  • A: would taste
>Learning the facts

Factual body of grammatical knowledge will contain a great deal of exceptions. For example, irregular verbs:

  • Q: the past participle of: sting
  • A: stung

Learning the facts via examples

An irregular verb presented earlier should also be used in example sentences to consolidate various context permutations:

  • Q: Yesterday, I was (sing) by a wasp.
  • A: stung

Learning comprehension

SuperMemo provides a rich set of tools for learning comprehension. One of the recently added tools is incremental video. For the sake of the present article it is enough to note that incremental video makes it easy to extract portions of video for review, and subject them to a standard SuperMemo learning process. In practise, this means that a student can compile a body of favorite videos, and regularly review video fragments that contain phrases that are considered most valuable or difficult in boosting his or her own comprehension. Practise shows that extracting difficult fragments and reviewing them regularly leads to quickly plugging up the gaps in phonetic competence. It is hard to compile a body of audio materials to match the needs and interests of a given student. This is why incremental video with one's own audio collection is an example of procedural learning that can be extremely efficient on one hand, and unadulterated fun on the other.

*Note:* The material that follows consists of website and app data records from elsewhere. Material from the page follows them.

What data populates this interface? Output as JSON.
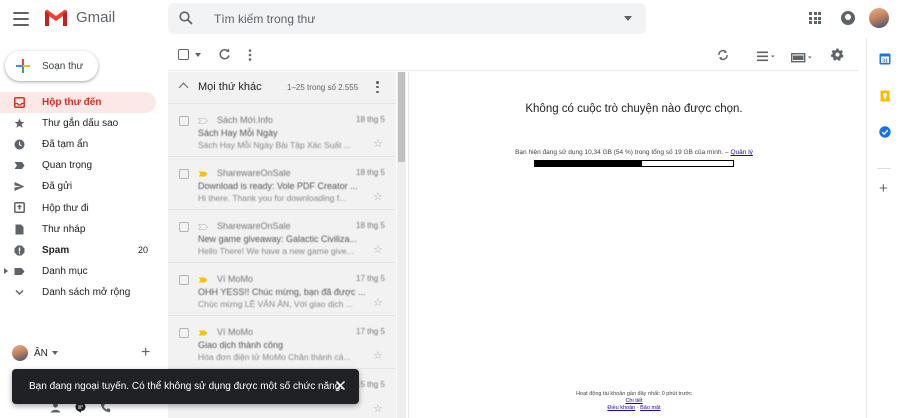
{
  "header": {
    "app_name": "Gmail",
    "search_placeholder": "Tìm kiếm trong thư"
  },
  "sidebar": {
    "compose_label": "Soạn thư",
    "items": [
      {
        "label": "Hộp thư đến",
        "icon": "inbox-icon",
        "active": true,
        "count": ""
      },
      {
        "label": "Thư gắn dấu sao",
        "icon": "star-icon",
        "count": ""
      },
      {
        "label": "Đã tạm ẩn",
        "icon": "clock-icon",
        "count": ""
      },
      {
        "label": "Quan trọng",
        "icon": "label-important-icon",
        "count": ""
      },
      {
        "label": "Đã gửi",
        "icon": "send-icon",
        "count": ""
      },
      {
        "label": "Hộp thư đi",
        "icon": "outbox-icon",
        "count": ""
      },
      {
        "label": "Thư nháp",
        "icon": "draft-icon",
        "count": ""
      },
      {
        "label": "Spam",
        "icon": "spam-icon",
        "count": "20",
        "bold": true
      },
      {
        "label": "Danh mục",
        "icon": "label-icon",
        "count": "",
        "expandable": true
      },
      {
        "label": "Danh sách mở rộng",
        "icon": "chevron-down-icon",
        "count": ""
      }
    ],
    "hangouts_user": "ÂN"
  },
  "snackbar": {
    "message": "Bạn đang ngoại tuyến. Có thể không sử dụng được một số chức năng."
  },
  "list": {
    "section_title": "Mọi thứ khác",
    "range": "1–25 trong số 2.555",
    "emails": [
      {
        "sender": "Sách Mới.Info",
        "date": "18 thg 5",
        "subject": "Sách Hay Mỗi Ngày",
        "snippet": "Sách Hay Mỗi Ngày Bài Tập Xác Suất ...",
        "important": false
      },
      {
        "sender": "SharewareOnSale",
        "date": "18 thg 5",
        "subject": "Download is ready: Vole PDF Creator ...",
        "snippet": "Hi there. Thank you for downloading f...",
        "important": true
      },
      {
        "sender": "SharewareOnSale",
        "date": "18 thg 5",
        "subject": "New game giveaway: Galactic Civiliza...",
        "snippet": "Hello There! We have a new game give...",
        "important": false
      },
      {
        "sender": "Ví MoMo",
        "date": "17 thg 5",
        "subject": "OHH YESS!! Chúc mừng, bạn đã được ...",
        "snippet": "Chúc mừng LÊ VĂN ÂN, Với giao dịch ...",
        "important": true
      },
      {
        "sender": "Ví MoMo",
        "date": "17 thg 5",
        "subject": "Giao dịch thành công",
        "snippet": "Hóa đơn điện tử MoMo Chân thành cả...",
        "important": true
      },
      {
        "sender": "",
        "date": "15 thg 5",
        "subject": "",
        "snippet": "",
        "important": false
      }
    ]
  },
  "reading": {
    "no_conversation": "Không có cuộc trò chuyện nào được chọn.",
    "storage_text": "Bạn hiện đang sử dụng 10,34 GB (54 %) trong tổng số 19 GB của mình. –",
    "manage_link": "Quản lý",
    "storage_fraction": 0.54,
    "last_activity": "Hoạt động tài khoản gần đây nhất: 0 phút trước",
    "details_link": "Chi tiết",
    "terms_link": "Điều khoản",
    "privacy_link": "Bảo mật",
    "separator": "·"
  },
  "colors": {
    "active_bg": "#fce8e6",
    "active_text": "#d93025",
    "important_tag": "#f4c20d"
  }
}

Learning pronunciation

Incremental video can also be used to learn pronunciation. However, active learning approach is needed in learning pronunciation. This means that audio extracts should be used as answers to pronunciation questions posed by SuperMemo. Traditionally, question&answer approach was also used to learn pronunciation with the help of IPA (International Phonetic Alphabet). For example:

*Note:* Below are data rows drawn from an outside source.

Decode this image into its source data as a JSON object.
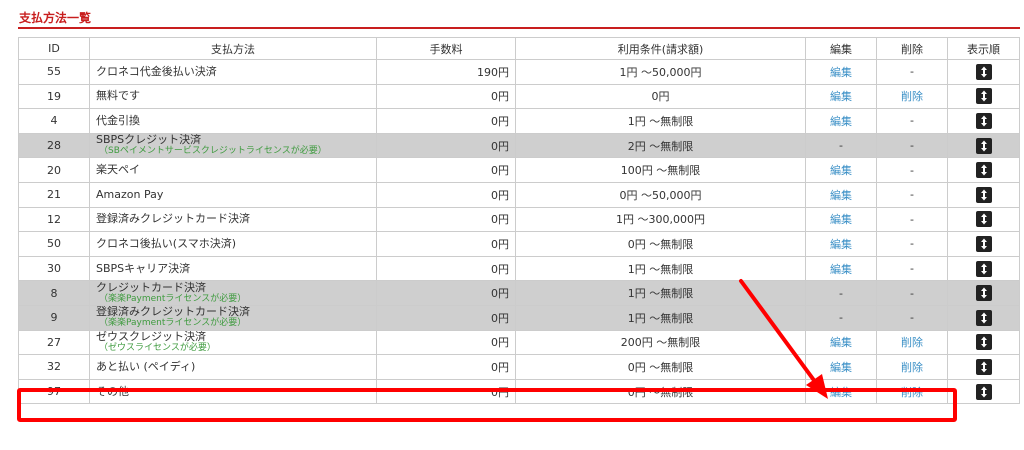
{
  "page": {
    "title": "支払方法一覧"
  },
  "table": {
    "headers": [
      "ID",
      "支払方法",
      "手数料",
      "利用条件(請求額)",
      "編集",
      "削除",
      "表示順"
    ],
    "rows": [
      {
        "id": "55",
        "name": "クロネコ代金後払い決済",
        "note": "",
        "fee": "190円",
        "cond": "1円 ～50,000円",
        "edit": "編集",
        "del": "-",
        "disabled": false
      },
      {
        "id": "19",
        "name": "無料です",
        "note": "",
        "fee": "0円",
        "cond": "0円",
        "edit": "編集",
        "del": "削除",
        "disabled": false
      },
      {
        "id": "4",
        "name": "代金引換",
        "note": "",
        "fee": "0円",
        "cond": "1円 ～無制限",
        "edit": "編集",
        "del": "-",
        "disabled": false
      },
      {
        "id": "28",
        "name": "SBPSクレジット決済",
        "note": "（SBペイメントサービスクレジットライセンスが必要）",
        "fee": "0円",
        "cond": "2円 ～無制限",
        "edit": "-",
        "del": "-",
        "disabled": true
      },
      {
        "id": "20",
        "name": "楽天ペイ",
        "note": "",
        "fee": "0円",
        "cond": "100円 ～無制限",
        "edit": "編集",
        "del": "-",
        "disabled": false
      },
      {
        "id": "21",
        "name": "Amazon Pay",
        "note": "",
        "fee": "0円",
        "cond": "0円 ～50,000円",
        "edit": "編集",
        "del": "-",
        "disabled": false
      },
      {
        "id": "12",
        "name": "登録済みクレジットカード決済",
        "note": "",
        "fee": "0円",
        "cond": "1円 ～300,000円",
        "edit": "編集",
        "del": "-",
        "disabled": false
      },
      {
        "id": "50",
        "name": "クロネコ後払い(スマホ決済)",
        "note": "",
        "fee": "0円",
        "cond": "0円 ～無制限",
        "edit": "編集",
        "del": "-",
        "disabled": false
      },
      {
        "id": "30",
        "name": "SBPSキャリア決済",
        "note": "",
        "fee": "0円",
        "cond": "1円 ～無制限",
        "edit": "編集",
        "del": "-",
        "disabled": false
      },
      {
        "id": "8",
        "name": "クレジットカード決済",
        "note": "（楽楽Paymentライセンスが必要）",
        "fee": "0円",
        "cond": "1円 ～無制限",
        "edit": "-",
        "del": "-",
        "disabled": true
      },
      {
        "id": "9",
        "name": "登録済みクレジットカード決済",
        "note": "（楽楽Paymentライセンスが必要）",
        "fee": "0円",
        "cond": "1円 ～無制限",
        "edit": "-",
        "del": "-",
        "disabled": true
      },
      {
        "id": "27",
        "name": "ゼウスクレジット決済",
        "note": "（ゼウスライセンスが必要）",
        "fee": "0円",
        "cond": "200円 ～無制限",
        "edit": "編集",
        "del": "削除",
        "disabled": false
      },
      {
        "id": "32",
        "name": "あと払い (ペイディ)",
        "note": "",
        "fee": "0円",
        "cond": "0円 ～無制限",
        "edit": "編集",
        "del": "削除",
        "disabled": false
      },
      {
        "id": "97",
        "name": "その他",
        "note": "",
        "fee": "0円",
        "cond": "0円 ～無制限",
        "edit": "編集",
        "del": "削除",
        "disabled": false
      }
    ]
  },
  "icons": {
    "sort": "sort-updown-icon"
  },
  "colors": {
    "accent": "#c81e1e",
    "link": "#3a8fc6",
    "note": "#3f9b3f",
    "disabled_row": "#cfcfcf",
    "annotation": "#ff0000"
  }
}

  • Q: pronounce: aldehyde
  • A: 'aldɨhaɪd

However, due to the importance of intonation, native audio extracts are strongly preferred when learning exemplary grammatical structures.

Knowledge set sizes

Even though a great store is attached to the theory of grammar, the theoretical section is actually the smallest in size. At least when measured by the grammatical competence of a well-educated native speaker. Theoretical knowledge on the order of hundreds of SuperMemo items is comparable to the knowledge of grammar of an average native college graduate. This body of knowledge can be acquired within a month, however, it is recommended that it proceeds in parallel with rule instantiation and a general use of acquired rules in practise.

The body of example items used to consolidate rule instantiation should be proportionally larger than the body of theoretical knowledge. This comes from a simple fact that each rule should be instantiated more than once, and important and/or difficult rules should be instantiated a dozen times or so.

Few people realize the enormity of the body of facts related to grammatical competence in any non-artificial language. The size of such a body can be easily estimated by students who compete to achieve native competence with the help of SuperMemo. Known cases of such efforts indicate that factual knowledge related to English grammar is on the order of thousands of SuperMemo items. If one adds the size of an average intelligent man's vocabulary, the total size of the linguistic knowledge related to learning a foreign language at the native level may approach 100,000 SuperMemo items. Mastering such a collection requires a few years of intense effort, and still is not sufficient without the actual use of the language on a regular basis and in all its practical aspects. In conclusion, knowing the limitations of SuperMemo and the human brain, few people can achieve native competence in more than 2-3 languages within a lifetime. Famous polyglots avail of the fact that there is an enormous effect of decreasing returns to scale when learning a language. It is far easier to learn many languages at the average level than to learn a foreign language really well.

See also

1.3.34